#### What to work on:
The answer must consist of every line below that contains the word "label".

*** Provided data ***

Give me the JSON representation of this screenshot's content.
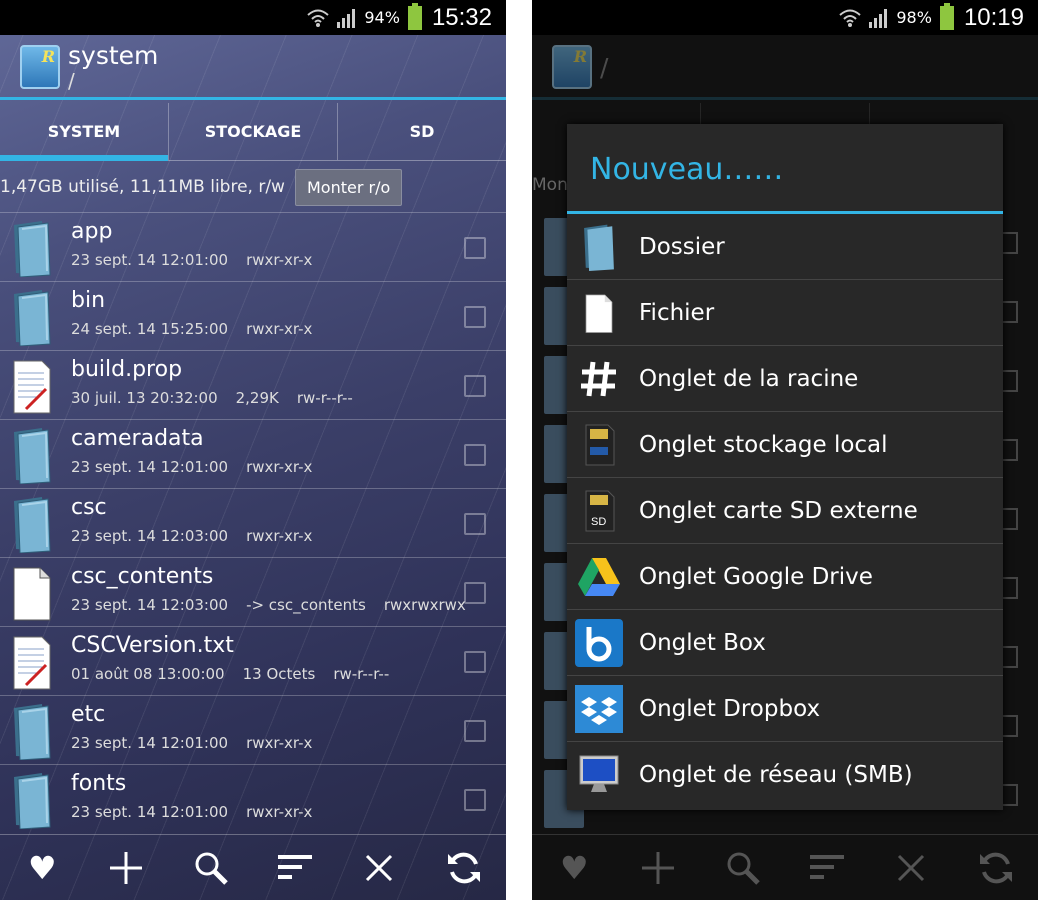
{
  "left": {
    "status": {
      "battery": "94%",
      "time": "15:32"
    },
    "header": {
      "title": "system",
      "path": "/"
    },
    "tabs": [
      "SYSTEM",
      "STOCKAGE",
      "SD"
    ],
    "info": {
      "text": "1,47GB utilisé, 11,11MB libre, r/w",
      "mount_button": "Monter r/o"
    },
    "files": [
      {
        "name": "app",
        "date": "23 sept. 14 12:01:00",
        "size": "",
        "perm": "rwxr-xr-x",
        "type": "folder"
      },
      {
        "name": "bin",
        "date": "24 sept. 14 15:25:00",
        "size": "",
        "perm": "rwxr-xr-x",
        "type": "folder"
      },
      {
        "name": "build.prop",
        "date": "30 juil. 13 20:32:00",
        "size": "2,29K",
        "perm": "rw-r--r--",
        "type": "text"
      },
      {
        "name": "cameradata",
        "date": "23 sept. 14 12:01:00",
        "size": "",
        "perm": "rwxr-xr-x",
        "type": "folder"
      },
      {
        "name": "csc",
        "date": "23 sept. 14 12:03:00",
        "size": "",
        "perm": "rwxr-xr-x",
        "type": "folder"
      },
      {
        "name": "csc_contents",
        "date": "23 sept. 14 12:03:00",
        "size": "-> csc_contents",
        "perm": "rwxrwxrwx",
        "type": "file"
      },
      {
        "name": "CSCVersion.txt",
        "date": "01 août 08 13:00:00",
        "size": "13 Octets",
        "perm": "rw-r--r--",
        "type": "text"
      },
      {
        "name": "etc",
        "date": "23 sept. 14 12:01:00",
        "size": "",
        "perm": "rwxr-xr-x",
        "type": "folder"
      },
      {
        "name": "fonts",
        "date": "23 sept. 14 12:01:00",
        "size": "",
        "perm": "rwxr-xr-x",
        "type": "folder"
      }
    ],
    "bottom": [
      "heart-icon",
      "plus-icon",
      "search-icon",
      "sort-icon",
      "close-icon",
      "refresh-icon"
    ]
  },
  "right": {
    "status": {
      "battery": "98%",
      "time": "10:19"
    },
    "header": {
      "path": "/"
    },
    "bg_info": "Mon",
    "dialog": {
      "title": "Nouveau……",
      "options": [
        {
          "label": "Dossier",
          "icon": "folder-icon"
        },
        {
          "label": "Fichier",
          "icon": "file-icon"
        },
        {
          "label": "Onglet de la racine",
          "icon": "hash-icon"
        },
        {
          "label": "Onglet stockage local",
          "icon": "sdcard-icon"
        },
        {
          "label": "Onglet carte SD externe",
          "icon": "sd-external-icon"
        },
        {
          "label": "Onglet Google Drive",
          "icon": "google-drive-icon"
        },
        {
          "label": "Onglet Box",
          "icon": "box-icon"
        },
        {
          "label": "Onglet Dropbox",
          "icon": "dropbox-icon"
        },
        {
          "label": "Onglet de réseau (SMB)",
          "icon": "network-monitor-icon"
        }
      ]
    }
  },
  "colors": {
    "accent": "#33b5e5",
    "dialog_bg": "#282828"
  }
}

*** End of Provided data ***

#### Your solution:
          "label": "Dossier",
          "label": "Fichier",
          "label": "Onglet de la racine",
          "label": "Onglet stockage local",
          "label": "Onglet carte SD externe",
          "label": "Onglet Google Drive",
          "label": "Onglet Box",
          "label": "Onglet Dropbox",
          "label": "Onglet de réseau (SMB)",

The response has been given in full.